Now that he’s in the Oval Office, his administration is taking aim at some of the high-skilled visas that Silicon Valley seeks so it can hire foreign engineers.
Beginning Monday, the Department of Homeland Security promised greater scrutiny of the H-1B program, which began accepting applications for a lottery that will award visas in 2018. The government’s immigration enforcers plan to heighten their “site visits,” they said, to “determine whether H-1B dependent employers are evading their obligation to make a good faith effort to recruit U.S. workers.”
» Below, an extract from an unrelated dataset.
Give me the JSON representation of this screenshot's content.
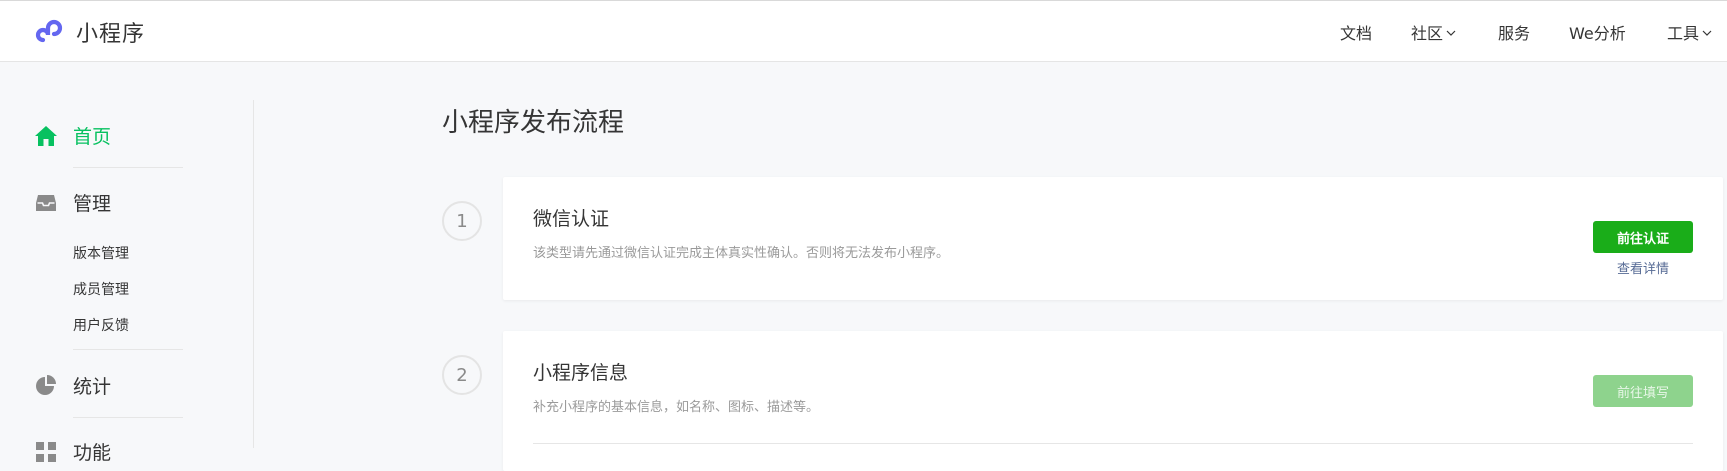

The Justice Department, meanwhile, issued its own stern warning Monday. “The Justice Department will not tolerate employers misusing the H-1B visa process to discriminate against U.S. workers,” said Tom Wheeler, the acting assistant attorney general at the DOJ’s civil rights division.
Both swipes at the program come days after U.S. Citizenship and Immigration Services issued a policy that rethinks the way the government awards H-1B visas to computer programmers. Now, companies must prove that the programmers they’re hoping to hire are doing special, complex jobs requiring unique technical expertise.
Taken together, the steps seem to point most directly and immediately at outsourcing companies like Infosys and Tata Consultancy Services. But it’s still sure to send a major chill down Silicon Valley’s spine, after an election season in which Trump and his allies took aim at the industry’s hiring practices.
In March 2016, Trump specifically promised to “end forever the use of the H-1B as a cheap labor program, and institute an absolute requirement to hire American workers first for every visa and immigration program.” Others, like then-Senator Jeff Sessions — since tapped as the country’s attorney general — criticized the likes of Facebook CEO Mark Zuckerberg for seeking to expand the program.
Many in the tech industry later expected Trump to issue an executive order clamping down on the H-1B program, a draft of which began circulating earlier this year. He never issued the directive, but DHS did suspend expedited processing for those visas, it announced in March.
“The Trump administration will be enforcing laws protecting American workers from discriminating hiring factors,” said press secretary Sean Spicer at his briefing Monday.